Some obvious differences between China and Spain
I wanted to write this post while I was in Spain but life got in the way and now I’ve been back in China for a week. Doesn’t matter, it’s still relevant! These are some of the differences between China and Spain that struck me during my last visit to my home country.
– The color of the sky
I feel I’m a bit like a broken record with this topic, but the last year has been so hard on me. The air has been consistently bad in Suzhou, even during spring and summer, and I’m at the end of my tether. I felt bad for keeping Baby A. mostly at home and I felt bad when I took him out with not-so-great air, but children cannot be locked at home forever. Going to Spain was, literally, a breath of fresh air. No more having to constantly check the PM2.5 readings. I could happily open the window every morning without any worry. Such a small gesture becomes precious when it is taken away from you.

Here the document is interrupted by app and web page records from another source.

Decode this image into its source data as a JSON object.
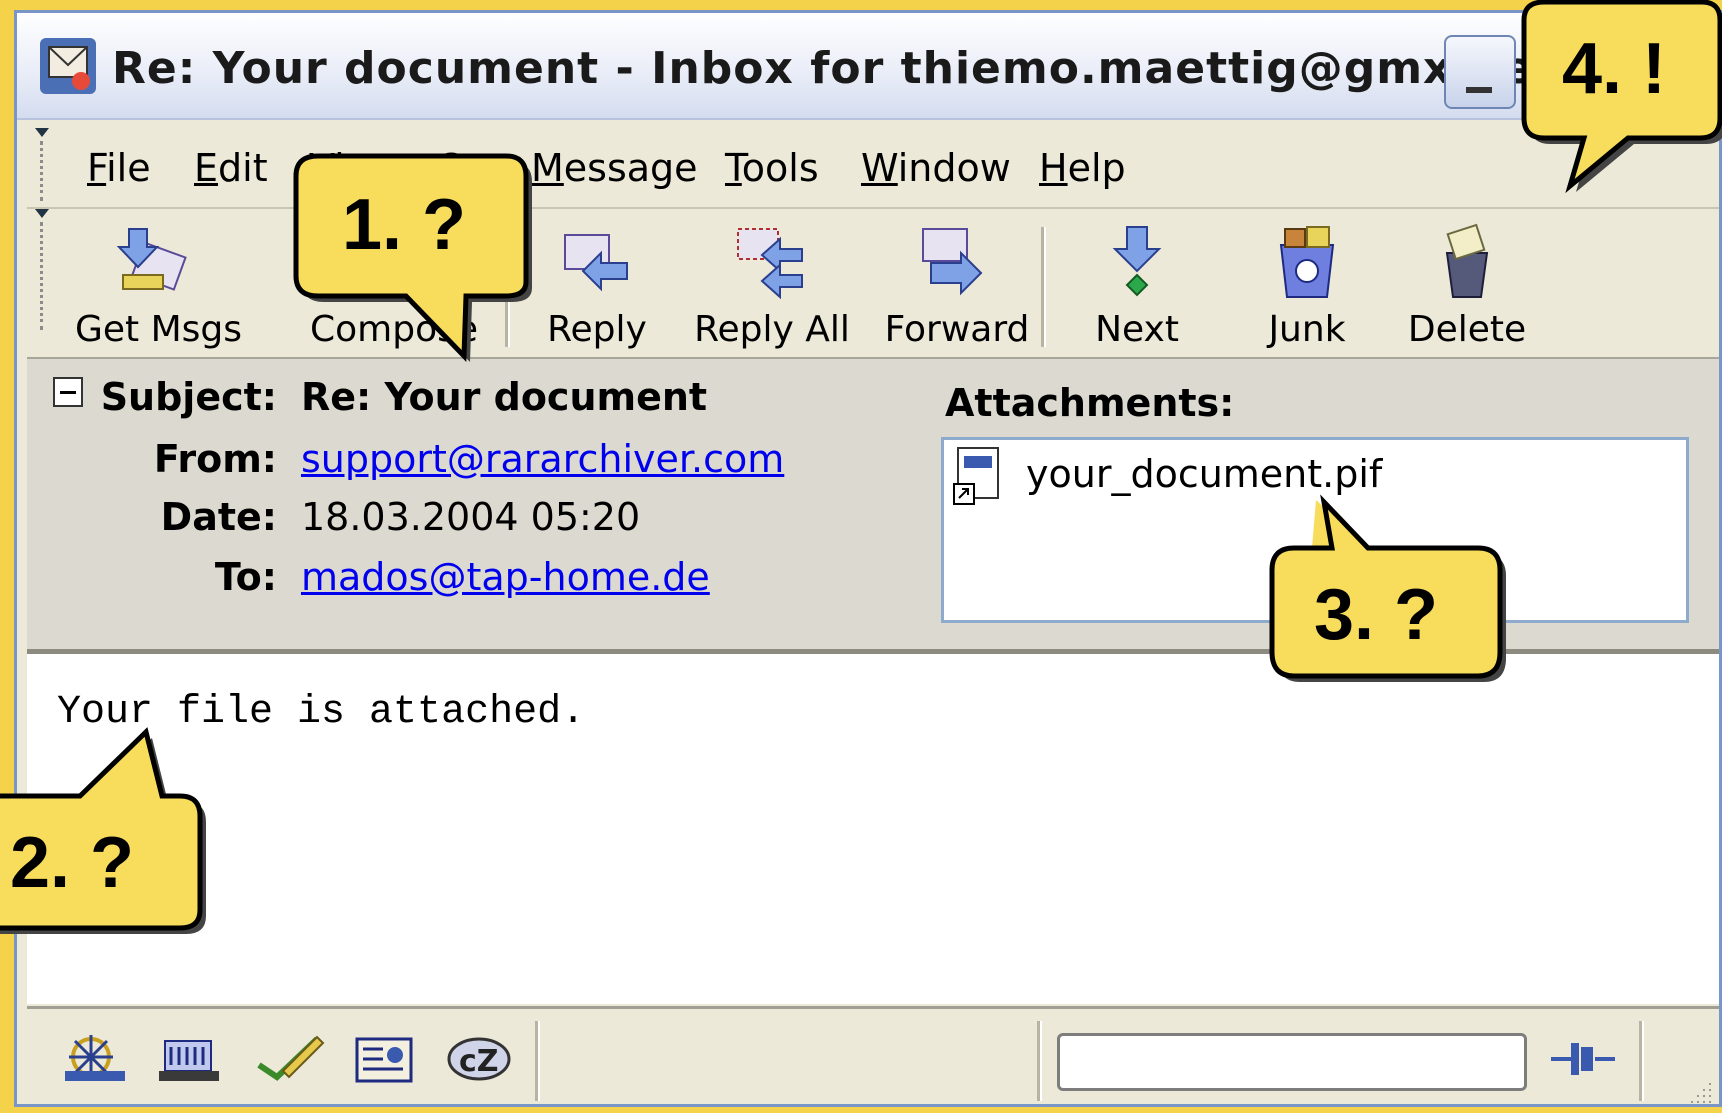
{
  "window": {
    "title": "Re: Your document - Inbox for thiemo.maettig@gmx.de ...",
    "minimize_icon": "minimize-icon"
  },
  "menu": {
    "items": [
      "File",
      "Edit",
      "View",
      "Go",
      "Message",
      "Tools",
      "Window",
      "Help"
    ]
  },
  "toolbar": {
    "get_msgs": "Get Msgs",
    "compose": "Compose",
    "reply": "Reply",
    "reply_all": "Reply All",
    "forward": "Forward",
    "next": "Next",
    "junk": "Junk",
    "delete": "Delete"
  },
  "headers": {
    "subject_label": "Subject:",
    "subject": "Re: Your document",
    "from_label": "From:",
    "from": "support@rararchiver.com",
    "date_label": "Date:",
    "date": "18.03.2004 05:20",
    "to_label": "To:",
    "to": "mados@tap-home.de",
    "attachments_label": "Attachments:",
    "attachment_file": "your_document.pif"
  },
  "message": {
    "body": "Your file is attached."
  },
  "callouts": {
    "c1": "1. ?",
    "c2": "2. ?",
    "c3": "3. ?",
    "c4": "4. !"
  },
  "colors": {
    "callout_fill": "#f8dc5c",
    "link": "#0000ee",
    "background": "#f4d34a"
  }
}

– Mobile payments
In this regard, China is in the future and Spain is in the 19th century. I did see my brother paying in a restaurant with Apple Pay once, but it is not widely used. In China, on the other hand, you can pay with your mobile for anything and everywhere using WeChat or Alipay, which everybody has. I don’t even have to carry my wallet anymore as I never use cash or cards.
– Road etiquette
Try standing next to a pedestrian crossing in Spain. Absolutely every car will stop for you. Try doing the same in China. Good luck. Even when I have already crossed half the road and they see me standing there in the middle, pushing a stroller, most cars will not stop. Because I am a grumpy old woman and I don’t care about anything anymore, I am now in the habit of cursing at the cars that don’t yield (i.e. all of them). I know, I know, I’m a great example for my son…
– Shops’ opening times
Do you suddenly feel like eating an ice cream at 3 am? If you’re in China, no problem, there will most probably be some 24 h store nearby. You might even be able to order it on your phone for immediate delivery (I’m not 100% sure of this though, as I never order delivery and even less in the middle of the night). In Spain though, many shops close in the middle of the day (mostly between 2 and 5:30 pm, except supermarkets) and at 9 pm until the next morning. And most don’t open on Saturday afternoon (except malls and supermarkets) or on Sunday.
– Daylight distribution
In Spain, during the summer, there is daylight until 9:30 and even 10 pm in some places and during some weeks. In Suzhou, in the summer, it gets dark at 7 pm. China is a huge country that for political reasons only has one time zone even though it should have 4. This means that in Suzhou the sun rises at a ridiculous hour (5 am or earlier) and it gets dark too soon. Most people don’t leave home for work until 7 am at the earliest, so you’ll agree with me that it’s useless to have 2 hours of light in the early morning when you could enjoy them in the evening…